Wild Rockies Field Institute

Wild Rockies Summer Semester

Dates: June 19-July 30, 2018

Cost: $8,395

Semester Credits : 12

Natural Resource Science & Management 311: Conservation Biology in the Northern Rockies (3 credits)

Environmental Studies 395/Natural Resource Science & Management 311: Community-Based Conservation in the Northern Rockies (3 credits)

Native American Studies 351: Traditional Ecological Knowledge in Action (3 credits)

Geography 348: Environmental Geography of the Northern Rockies (3 credits)

Apply Here!

*Please note, there is an online portion for this course for three weeks prior to the start date and for three weeks following the end date that extend the duration of the course to meet University of Montana requirements. Please contact the WRFI office for details.


Study conservation issues on a spectacular backpacking course with WRFI this summer. We focus our explorations in the Crown of the Continent region with a series of backcountry trips and frontcountry meetings with regional community and conservation leaders. We will finish the course in the wildly beautiful Canadian Rockies. This course examines conservation at a regional scale, using conservation biology principles, a Native American perspective, and examples of collaboration as a means to uncover a holistic understanding of these issues.

This course area is the heart of a bioregion known as the Crown of the Continent. The focal point of this region is the Triple Divide Peak, a mountain in Glacier National Park that divides the Atlantic, Pacific, and Arctic watersheds in North America. The surrounding mountain ecosystem stretches from the southern edge of the spectacular Mission Mountains of Montana to the heart of Banff National Park in Alberta, Canada. This region includes some of the most intact wildlands in North America, and is also home to many rapidly growing human communities. Conserving these critical wildlife habitats while making room for expanding human development is a tremendous and complex challenge. We will examine this challenge through the lenses of geography, conservation biology, community-based conservation, regional environmental policy, and traditional ecological knowledge.
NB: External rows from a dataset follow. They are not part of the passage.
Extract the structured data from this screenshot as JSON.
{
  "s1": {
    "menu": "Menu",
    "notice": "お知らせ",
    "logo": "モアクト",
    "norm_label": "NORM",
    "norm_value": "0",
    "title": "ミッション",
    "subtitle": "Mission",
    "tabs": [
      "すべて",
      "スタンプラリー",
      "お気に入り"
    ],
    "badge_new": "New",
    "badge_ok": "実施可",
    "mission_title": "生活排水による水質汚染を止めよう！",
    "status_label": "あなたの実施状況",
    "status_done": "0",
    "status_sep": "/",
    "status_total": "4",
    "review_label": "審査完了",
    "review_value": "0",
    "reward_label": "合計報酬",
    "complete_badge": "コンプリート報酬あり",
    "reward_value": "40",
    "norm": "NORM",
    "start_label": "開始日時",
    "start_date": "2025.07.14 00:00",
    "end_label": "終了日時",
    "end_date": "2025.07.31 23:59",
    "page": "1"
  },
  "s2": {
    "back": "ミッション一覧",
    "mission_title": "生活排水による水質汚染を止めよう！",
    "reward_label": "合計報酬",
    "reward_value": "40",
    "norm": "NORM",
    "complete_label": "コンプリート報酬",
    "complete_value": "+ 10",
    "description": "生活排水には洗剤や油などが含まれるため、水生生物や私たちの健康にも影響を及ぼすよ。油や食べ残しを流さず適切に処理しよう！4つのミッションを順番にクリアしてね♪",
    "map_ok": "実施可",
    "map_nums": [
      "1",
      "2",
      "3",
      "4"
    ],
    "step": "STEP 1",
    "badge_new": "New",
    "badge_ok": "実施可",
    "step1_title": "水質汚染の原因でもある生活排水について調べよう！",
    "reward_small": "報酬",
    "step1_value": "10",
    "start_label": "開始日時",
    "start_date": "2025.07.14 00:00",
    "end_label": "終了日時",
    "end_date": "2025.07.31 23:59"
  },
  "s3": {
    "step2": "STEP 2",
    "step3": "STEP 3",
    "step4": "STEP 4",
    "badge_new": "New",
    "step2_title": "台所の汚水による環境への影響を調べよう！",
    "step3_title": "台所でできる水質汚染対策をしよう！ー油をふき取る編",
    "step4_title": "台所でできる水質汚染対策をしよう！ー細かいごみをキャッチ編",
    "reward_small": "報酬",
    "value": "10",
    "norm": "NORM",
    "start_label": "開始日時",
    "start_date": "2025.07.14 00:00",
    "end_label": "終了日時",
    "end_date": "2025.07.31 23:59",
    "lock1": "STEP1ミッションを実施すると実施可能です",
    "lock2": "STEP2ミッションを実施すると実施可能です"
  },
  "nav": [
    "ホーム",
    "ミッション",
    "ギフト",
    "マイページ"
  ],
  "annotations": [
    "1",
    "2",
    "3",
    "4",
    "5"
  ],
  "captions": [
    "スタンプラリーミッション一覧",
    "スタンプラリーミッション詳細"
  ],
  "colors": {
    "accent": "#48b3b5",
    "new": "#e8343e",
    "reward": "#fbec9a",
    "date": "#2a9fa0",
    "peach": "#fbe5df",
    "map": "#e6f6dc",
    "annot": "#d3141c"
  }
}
Our backpacking trips will take us through core habitat areas where we will learn about local natural history, population biology, and disturbance ecology. Our frontcountry travels will take us to “fracture zones” – places where transportation routes and extractive industry limit wildlife movements. During frontcountry sections we will meet with an array of people concerned with conservation in the region: land managers, tribal leaders, environmental activists, and industry representatives.

To complement and deepen these travels, we will introduce students to traditional knowledge and practices. Students will attend a variety of talks by tribal members, which range from sittings with tribal elders on ecological and spiritual perspectives to presentations by tribal officials on the significance of traditional values and practices as they relate to current tribal conservation efforts.

The future of this region will evolve from a conversation between people and the land. Our goal is to give students the knowledge and experience needed to productively participate in regional conservation issues. Students leaving this course will understand the biogeography and politics of the Crown of the Continent region, appreciate the natural processes, communities and economies that have shaped it, and have some ideas about the future prospects for wildness and humanity here. We hope to involve you in that conversation, please join us!

Permitted activity will take place on Lewis and Clark National Forest.


Enrollment will be limited to ten [10] students. Our courses are multidisciplinary and our students come from all majors. There are no academic prerequisites for any of our courses. The best background is a sense of curiosity, a willingness to take responsibility for your academic growth, and a love of adventure. No prior backcountry experience is necessary, but this is a physically demanding course and students are advised to arrive good physical condition. This course takes place in high elevation settings and some backpacking sections will be physically challenging.

WRFI accepts students on a rolling admission basis and will review applications immediately upon receiving them. Currently, WRFI is accepting applications for all 2018 courses.

The first payment of 25% of tuition will be due three weeks after acceptance.

*All students on this WRFI course must have a passport.

Apply Here!


$8,395 per student covers tuition, dinner food, on-course transportation from Missoula, Montana (and return), group camping and cooking gear, maps, and field guides. Participants supply their own breakfasts and lunches, and to print and bind the course text. An additional $620 filing fee is required to receive academic credit for the course from the University of Montana.

< Back to Courses